became clear that the building was too small for its purpose, and, in
1899, the trustees of the library decided to erect a new building
inside the synagogue courtyard. The document authorizing construction
of the new building is displayed in this exhibition.
In 1901, the library moved to its new building in the shulhoyf. The
original Strashun collection of rare books was housed in a special
room, while the main reading room served the general public. The Vilna
Community assumed responsibility for the property in perpetuity. The
Strashun Library immediately became a popular place for study and
leisure reading. The average daily number of readers was more than
200, mostly high school and seminary students, and there was always a
line of readers outside the door. In the evenings the Library served
as a Jewish cultural center.
The Library directors were Samuel Strashun and, later, Isaac Strashun.
The chief librarian was Khaykl Lunski, who served in this post until
the demise of the Library under the Nazis in 1941.
The collection continued to grow, primarily through gifts and bequests, since there
was little or no budget for new acquisitions. Beginning in 1928, the
Library received from the Vilna University Library all Hebrew and
Yiddish books published in Poland. In the 1930s, the number of books
was reported to be 35,000.
The Nazis occupied Vilna on June 23, 1941 and, soon thereafter,
ordered the Jews to move into a ghetto. Both the YIVO Library and the
Strashun Library were taken over by the Einsatzstab Rosenberg, a Nazi
task force assigned to systematic looting of Jewish cultural
treasures. The Nazis forced the librarian and a few others to select
and crate hundreds of thousands of Jewish books and archives. The
wooden crates were shipped to Frankfurt-am-Main, where they were
stored in a huge warehouse, waiting to be incorporated into the future
"Library of the Extinct Race." In 1945, the American army discovered
three million Jewish books in the Offenbach warehouse, among them
25,000 books from the Strashun Library collection and 15,000 books
from the YIVO Library collection. These volumes were rescued from the
ruins of Europe and brought back to YIVO in New York in 1947.
In the 1970s, the YIVO Library hired the well-known bibliographer,
Rabbi Chaim Lieberman, to catalog the rabbinical portion of the
Strashun collection, while the secular portion remained to be done. In
early 1999 YIVO moved to its new home at the Center for Jewish
history. Later that year it received a generous grant form the
descendants of Mattityahu Strashun in the United States, that enabled
the YIVO Library staff to computerize Lieberman's catalog cards, as
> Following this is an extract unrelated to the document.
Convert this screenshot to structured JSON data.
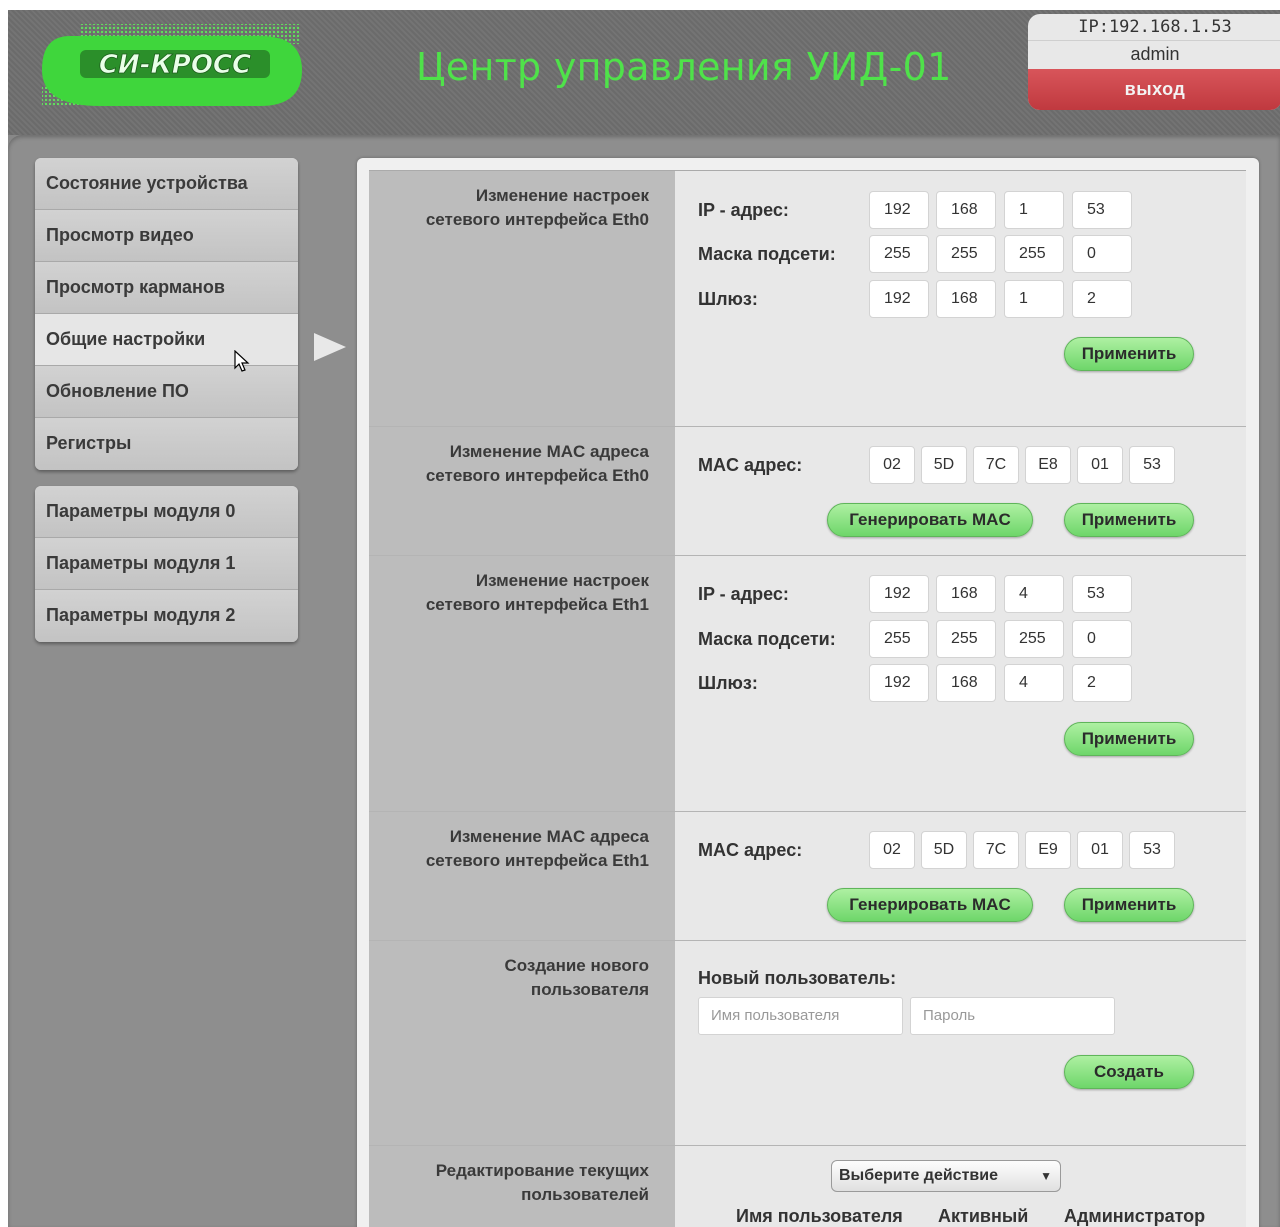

well as catalog the books which were never cataloged before. We are
very pleased to offer greater access to this important historical
collection and to display some of its treasures for the first time.